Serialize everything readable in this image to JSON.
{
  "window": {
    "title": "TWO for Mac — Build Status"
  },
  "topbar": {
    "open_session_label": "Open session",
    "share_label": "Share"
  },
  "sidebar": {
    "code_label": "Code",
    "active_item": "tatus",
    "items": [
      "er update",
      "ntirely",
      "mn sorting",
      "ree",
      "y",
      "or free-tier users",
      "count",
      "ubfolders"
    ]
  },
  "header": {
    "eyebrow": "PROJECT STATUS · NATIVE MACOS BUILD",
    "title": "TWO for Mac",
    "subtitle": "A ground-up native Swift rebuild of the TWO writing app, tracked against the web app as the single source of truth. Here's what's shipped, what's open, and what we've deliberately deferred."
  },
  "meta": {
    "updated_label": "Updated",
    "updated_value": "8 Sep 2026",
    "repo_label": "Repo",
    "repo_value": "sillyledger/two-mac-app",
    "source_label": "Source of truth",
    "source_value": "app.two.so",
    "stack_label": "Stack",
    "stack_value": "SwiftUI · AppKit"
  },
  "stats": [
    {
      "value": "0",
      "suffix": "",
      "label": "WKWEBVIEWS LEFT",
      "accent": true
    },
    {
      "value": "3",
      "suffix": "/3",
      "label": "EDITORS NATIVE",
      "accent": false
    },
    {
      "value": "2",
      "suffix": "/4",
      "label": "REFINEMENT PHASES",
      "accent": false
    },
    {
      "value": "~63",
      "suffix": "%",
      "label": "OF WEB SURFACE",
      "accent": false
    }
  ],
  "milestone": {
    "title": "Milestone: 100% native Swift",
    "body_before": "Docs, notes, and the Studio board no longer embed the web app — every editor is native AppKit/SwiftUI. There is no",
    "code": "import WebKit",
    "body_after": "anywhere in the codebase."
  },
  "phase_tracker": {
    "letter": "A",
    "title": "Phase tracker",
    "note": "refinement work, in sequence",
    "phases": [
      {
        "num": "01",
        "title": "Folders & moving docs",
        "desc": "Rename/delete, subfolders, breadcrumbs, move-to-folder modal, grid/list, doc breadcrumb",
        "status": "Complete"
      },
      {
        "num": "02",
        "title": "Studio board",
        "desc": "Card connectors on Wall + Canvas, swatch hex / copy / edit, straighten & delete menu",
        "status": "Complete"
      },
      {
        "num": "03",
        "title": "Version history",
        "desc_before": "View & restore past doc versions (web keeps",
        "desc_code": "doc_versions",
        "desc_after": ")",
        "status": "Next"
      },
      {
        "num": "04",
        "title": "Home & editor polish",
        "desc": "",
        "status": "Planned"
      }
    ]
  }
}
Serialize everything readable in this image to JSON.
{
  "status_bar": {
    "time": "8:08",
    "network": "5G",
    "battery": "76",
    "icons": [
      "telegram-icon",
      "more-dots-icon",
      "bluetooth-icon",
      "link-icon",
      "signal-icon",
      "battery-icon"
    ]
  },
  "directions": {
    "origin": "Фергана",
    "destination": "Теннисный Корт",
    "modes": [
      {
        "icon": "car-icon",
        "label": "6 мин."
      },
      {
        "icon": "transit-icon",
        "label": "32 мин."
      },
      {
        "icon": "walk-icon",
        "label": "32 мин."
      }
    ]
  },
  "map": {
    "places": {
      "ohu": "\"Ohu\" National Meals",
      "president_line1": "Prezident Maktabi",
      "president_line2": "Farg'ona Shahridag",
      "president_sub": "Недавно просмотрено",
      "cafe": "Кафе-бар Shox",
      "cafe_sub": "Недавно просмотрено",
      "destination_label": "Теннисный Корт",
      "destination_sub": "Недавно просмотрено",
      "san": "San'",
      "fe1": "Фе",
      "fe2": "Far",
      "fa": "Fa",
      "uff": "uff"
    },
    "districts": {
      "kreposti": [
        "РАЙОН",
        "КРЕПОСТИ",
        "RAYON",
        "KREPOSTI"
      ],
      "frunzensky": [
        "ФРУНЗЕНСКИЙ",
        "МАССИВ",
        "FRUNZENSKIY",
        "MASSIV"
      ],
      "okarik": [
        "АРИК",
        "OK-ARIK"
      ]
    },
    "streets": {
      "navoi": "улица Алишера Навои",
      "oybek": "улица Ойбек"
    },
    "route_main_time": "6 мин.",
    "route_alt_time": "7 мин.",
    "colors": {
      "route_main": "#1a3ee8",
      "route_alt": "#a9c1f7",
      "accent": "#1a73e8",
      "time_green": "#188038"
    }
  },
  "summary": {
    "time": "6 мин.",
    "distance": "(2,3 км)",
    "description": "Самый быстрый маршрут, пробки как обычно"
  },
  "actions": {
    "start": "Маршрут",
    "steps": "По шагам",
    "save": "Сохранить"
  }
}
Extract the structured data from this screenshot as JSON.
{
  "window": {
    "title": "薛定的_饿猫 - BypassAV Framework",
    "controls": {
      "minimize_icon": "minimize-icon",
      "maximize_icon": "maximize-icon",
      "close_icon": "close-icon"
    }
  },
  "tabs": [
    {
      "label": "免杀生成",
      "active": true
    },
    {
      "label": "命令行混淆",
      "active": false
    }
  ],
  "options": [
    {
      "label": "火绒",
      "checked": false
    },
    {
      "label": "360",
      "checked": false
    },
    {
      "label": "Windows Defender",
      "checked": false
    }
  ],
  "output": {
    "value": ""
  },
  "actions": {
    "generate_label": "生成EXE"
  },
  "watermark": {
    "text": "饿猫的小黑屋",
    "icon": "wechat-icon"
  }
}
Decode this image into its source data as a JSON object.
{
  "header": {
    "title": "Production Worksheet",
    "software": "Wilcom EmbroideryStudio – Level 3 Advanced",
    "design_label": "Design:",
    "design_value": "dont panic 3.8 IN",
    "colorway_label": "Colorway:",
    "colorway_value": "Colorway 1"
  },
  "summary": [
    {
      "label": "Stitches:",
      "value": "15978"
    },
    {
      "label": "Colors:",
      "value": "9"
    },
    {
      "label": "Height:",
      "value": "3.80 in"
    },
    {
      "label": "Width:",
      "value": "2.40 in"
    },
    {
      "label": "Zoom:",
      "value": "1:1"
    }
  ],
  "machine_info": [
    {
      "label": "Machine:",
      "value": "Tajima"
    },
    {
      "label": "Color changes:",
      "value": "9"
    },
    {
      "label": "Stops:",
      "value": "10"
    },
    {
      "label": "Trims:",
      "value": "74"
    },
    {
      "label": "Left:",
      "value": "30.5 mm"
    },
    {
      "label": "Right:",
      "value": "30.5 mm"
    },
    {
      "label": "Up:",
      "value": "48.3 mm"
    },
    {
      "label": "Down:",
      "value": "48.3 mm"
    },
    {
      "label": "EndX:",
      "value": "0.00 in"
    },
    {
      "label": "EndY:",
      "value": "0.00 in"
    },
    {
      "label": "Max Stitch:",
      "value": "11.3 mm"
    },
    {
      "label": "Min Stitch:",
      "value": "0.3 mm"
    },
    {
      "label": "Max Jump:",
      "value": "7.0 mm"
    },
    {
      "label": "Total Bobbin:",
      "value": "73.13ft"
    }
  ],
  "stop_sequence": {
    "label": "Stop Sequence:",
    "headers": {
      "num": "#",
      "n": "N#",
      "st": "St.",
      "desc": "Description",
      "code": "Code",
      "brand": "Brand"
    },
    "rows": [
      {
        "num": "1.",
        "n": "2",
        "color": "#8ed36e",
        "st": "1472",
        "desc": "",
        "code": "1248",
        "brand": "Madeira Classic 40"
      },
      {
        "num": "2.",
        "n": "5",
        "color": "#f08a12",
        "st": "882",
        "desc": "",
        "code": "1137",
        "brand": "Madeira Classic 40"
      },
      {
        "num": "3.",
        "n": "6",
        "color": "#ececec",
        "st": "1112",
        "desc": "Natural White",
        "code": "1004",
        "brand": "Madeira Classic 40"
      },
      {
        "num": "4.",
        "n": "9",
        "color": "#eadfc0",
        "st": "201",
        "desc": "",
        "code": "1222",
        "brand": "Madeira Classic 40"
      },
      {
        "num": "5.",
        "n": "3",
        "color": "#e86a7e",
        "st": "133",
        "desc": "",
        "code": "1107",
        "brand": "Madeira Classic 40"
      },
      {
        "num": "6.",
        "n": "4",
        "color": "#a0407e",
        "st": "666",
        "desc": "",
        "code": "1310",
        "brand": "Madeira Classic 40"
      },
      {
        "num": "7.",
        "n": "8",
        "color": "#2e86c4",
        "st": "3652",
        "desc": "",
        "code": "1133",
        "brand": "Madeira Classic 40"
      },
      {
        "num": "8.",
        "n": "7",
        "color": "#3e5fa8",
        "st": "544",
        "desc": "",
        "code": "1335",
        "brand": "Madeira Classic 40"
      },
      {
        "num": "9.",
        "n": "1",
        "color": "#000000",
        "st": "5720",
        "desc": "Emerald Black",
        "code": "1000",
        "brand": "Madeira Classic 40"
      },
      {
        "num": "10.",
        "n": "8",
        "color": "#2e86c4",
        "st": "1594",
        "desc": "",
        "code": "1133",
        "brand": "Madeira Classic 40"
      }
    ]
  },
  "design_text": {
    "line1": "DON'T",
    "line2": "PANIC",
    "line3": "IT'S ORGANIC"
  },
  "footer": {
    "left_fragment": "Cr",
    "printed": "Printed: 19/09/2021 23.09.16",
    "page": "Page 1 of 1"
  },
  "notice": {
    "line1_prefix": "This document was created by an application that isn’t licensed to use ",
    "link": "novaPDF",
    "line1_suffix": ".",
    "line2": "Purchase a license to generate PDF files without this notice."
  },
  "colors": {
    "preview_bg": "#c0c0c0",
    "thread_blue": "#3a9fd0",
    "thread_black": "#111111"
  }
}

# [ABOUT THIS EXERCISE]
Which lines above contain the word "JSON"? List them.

# [ANSWER SECTION]
Serialize everything readable in this image to JSON.
Serialize everything readable in this image to JSON.
Extract the structured data from this screenshot as JSON.
Decode this image into its source data as a JSON object.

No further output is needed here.